Andreas Strehler’s workshop is located in the center of Sirnach, which is in the very northeastern part of Switzerland – not the most convenient place to get to for everyone. But then again, the objects that he creates in this location are decidedly not for the masses.
A straight-talking watchmaker and engineer, since 1998 Strehler has been creating mesmerizing timepieces for his eponymous brand as well as complications and movements for a number of other brands that prefer to remain anonymous.
Touring the premises, I very quickly learned that Strehler is more than just a crafter, a watchmaker, or even a passionate watch restorer. He works seemingly effortlessly across his three-dimensional computer platform, which facilitates his creative process for designing timepieces.
Strehler prefers to sketch from the images he holds in the vast creative space in his head directly in his computer rather than on traditional paper using pencil as watchmakers of the previous generation did.
I asked the introverted watchmaker how it was possible for him to solve problems with what seemed like decided ease and he told me, “You must break down a larger problem into small manageable ones then solve them individually.”
He also passionately spoke of the machinery he has carefully placed in the century-old former textile mill that is now his workshop before relating a humorous anecdote concerning the machine, which he first had at his parents’ house: the door to the small workshop in that domicile had to be made bigger to accommodate its arrival.
Of the machines he now owns, Strehler has adapted some with self-created technology to make them more efficient. When apparatus he needed didn’t exist, Strehler built them himself, cannibalizing parts from older, now obsolete machines.
The timepieces bearing his name are all built individually by hand, their components precision-manufactured using CNC and wire spark erosion machines found in his workshop. Strehler leads a small team that helps with the various stages of completion.
Strehler is so confident in his designs that he does not prototype but directly starts production to save time.
There is very little Strehler and his team don’t make themselves other than the sapphire crystal, jewels, mainspring, and hairspring. Creating only about ten timepieces per year, his clientele is a mix of connoisseurs, collectors, and enthusiastic fans of the brand.
Strehler even revealed that one particular client has purchased every single model he has ever produced. Each piece is bespoke and adapted to meet the client’s requests, which range from the case material to the dial color and tweaks to the mechanism.
In other words: if you can afford it, Strehler will make it.

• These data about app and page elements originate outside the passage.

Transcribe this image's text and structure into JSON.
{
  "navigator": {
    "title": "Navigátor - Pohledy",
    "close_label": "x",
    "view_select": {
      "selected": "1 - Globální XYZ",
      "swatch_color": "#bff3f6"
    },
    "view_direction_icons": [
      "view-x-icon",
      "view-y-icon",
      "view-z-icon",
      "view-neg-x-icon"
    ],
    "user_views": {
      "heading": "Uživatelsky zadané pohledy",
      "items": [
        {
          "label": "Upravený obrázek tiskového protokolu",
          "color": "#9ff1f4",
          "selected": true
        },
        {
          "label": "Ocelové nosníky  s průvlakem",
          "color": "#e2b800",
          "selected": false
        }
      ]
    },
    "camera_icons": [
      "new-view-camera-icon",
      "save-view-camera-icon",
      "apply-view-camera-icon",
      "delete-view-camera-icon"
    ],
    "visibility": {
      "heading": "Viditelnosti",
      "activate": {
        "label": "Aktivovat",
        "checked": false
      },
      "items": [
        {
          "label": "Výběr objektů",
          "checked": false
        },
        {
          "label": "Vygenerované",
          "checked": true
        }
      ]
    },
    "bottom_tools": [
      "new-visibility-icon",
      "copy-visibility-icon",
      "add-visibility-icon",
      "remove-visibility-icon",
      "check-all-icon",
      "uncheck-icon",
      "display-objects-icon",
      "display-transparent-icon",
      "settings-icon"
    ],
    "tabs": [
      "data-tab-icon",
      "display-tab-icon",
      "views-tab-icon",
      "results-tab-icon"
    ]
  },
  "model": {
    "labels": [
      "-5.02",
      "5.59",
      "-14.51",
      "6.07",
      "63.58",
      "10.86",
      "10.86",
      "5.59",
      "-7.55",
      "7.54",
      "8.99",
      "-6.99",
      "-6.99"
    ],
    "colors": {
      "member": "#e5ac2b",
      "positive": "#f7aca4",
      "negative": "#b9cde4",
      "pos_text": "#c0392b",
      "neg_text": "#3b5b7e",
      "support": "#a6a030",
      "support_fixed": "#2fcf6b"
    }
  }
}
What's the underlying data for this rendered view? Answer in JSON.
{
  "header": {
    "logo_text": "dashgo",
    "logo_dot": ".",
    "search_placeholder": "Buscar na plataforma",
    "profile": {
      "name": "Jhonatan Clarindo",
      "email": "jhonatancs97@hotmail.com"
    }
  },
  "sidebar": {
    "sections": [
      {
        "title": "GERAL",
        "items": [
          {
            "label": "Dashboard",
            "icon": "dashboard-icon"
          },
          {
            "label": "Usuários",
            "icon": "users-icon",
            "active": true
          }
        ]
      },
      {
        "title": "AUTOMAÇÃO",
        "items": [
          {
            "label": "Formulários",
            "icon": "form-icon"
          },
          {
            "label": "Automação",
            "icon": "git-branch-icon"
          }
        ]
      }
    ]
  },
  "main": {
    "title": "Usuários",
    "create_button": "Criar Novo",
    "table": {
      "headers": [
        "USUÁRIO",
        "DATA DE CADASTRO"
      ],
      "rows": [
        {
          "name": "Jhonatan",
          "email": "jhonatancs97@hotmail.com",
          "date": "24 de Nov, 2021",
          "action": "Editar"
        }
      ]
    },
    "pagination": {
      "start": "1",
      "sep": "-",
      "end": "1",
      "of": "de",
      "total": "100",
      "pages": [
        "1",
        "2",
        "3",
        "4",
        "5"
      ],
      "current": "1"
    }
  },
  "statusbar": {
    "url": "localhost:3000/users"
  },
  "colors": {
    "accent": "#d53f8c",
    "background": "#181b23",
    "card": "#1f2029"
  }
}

Strehler honed his practical skills by working for (Audemars Piguet) Renaud et Papi at the beginning. He also earned himself a name amongst connoisseurs by creating special movements on commission from other brands, such as the flash perpetual calendar for H. Moser & Cie. (see H. Moser & Cie. Endeavour Perpetual Calendar On The Wrist) and Maurice Lacroix’s chronograph movement (see The Maurice Lacroix Masterpiece Gravity: My, How Things Change).
Additionally, Strehler worked with Harry Winston on the Opus 7 in 2007 (see The Harry Winston Opus Series: A Complete Overview From Opus 1 Through Opus 13). The 61 pieces of the Opus 7 sold out within the first days of the 2007 Baselworld fair according to the introverted watchmaker.
And, as previously mentioned, Strehler still manufactures components and makes movements for other brands in addition to his own watches.
Asked which of the four pieces that were presented to me for photographing I would have chosen for myself, I have to say it would be the original Papillon for its cool monotone mix of silver hues that leave the spotlight to the black butterfly-shaped bridge.
The “Papillon” (“butterfly” in French), which one day fluttered into his consciousness by chance, is a constant in Strehler’s work. Unable to get the shape out of his mind, he chose to adapt it into his designs.
For more information, please visit www.astrehler.ch.
Quick Facts Papillon
Case: 41 x 47.2 x 10 mm, palladium white gold
Movement: manual winding in-house caliber with double mainspring beating at “vintage” 2.5Hz / 18,000 vph frequency
Functions: mysterious hours and minutes displayed by toothed sapphire crystal gears
Price: 139,000 Swiss francs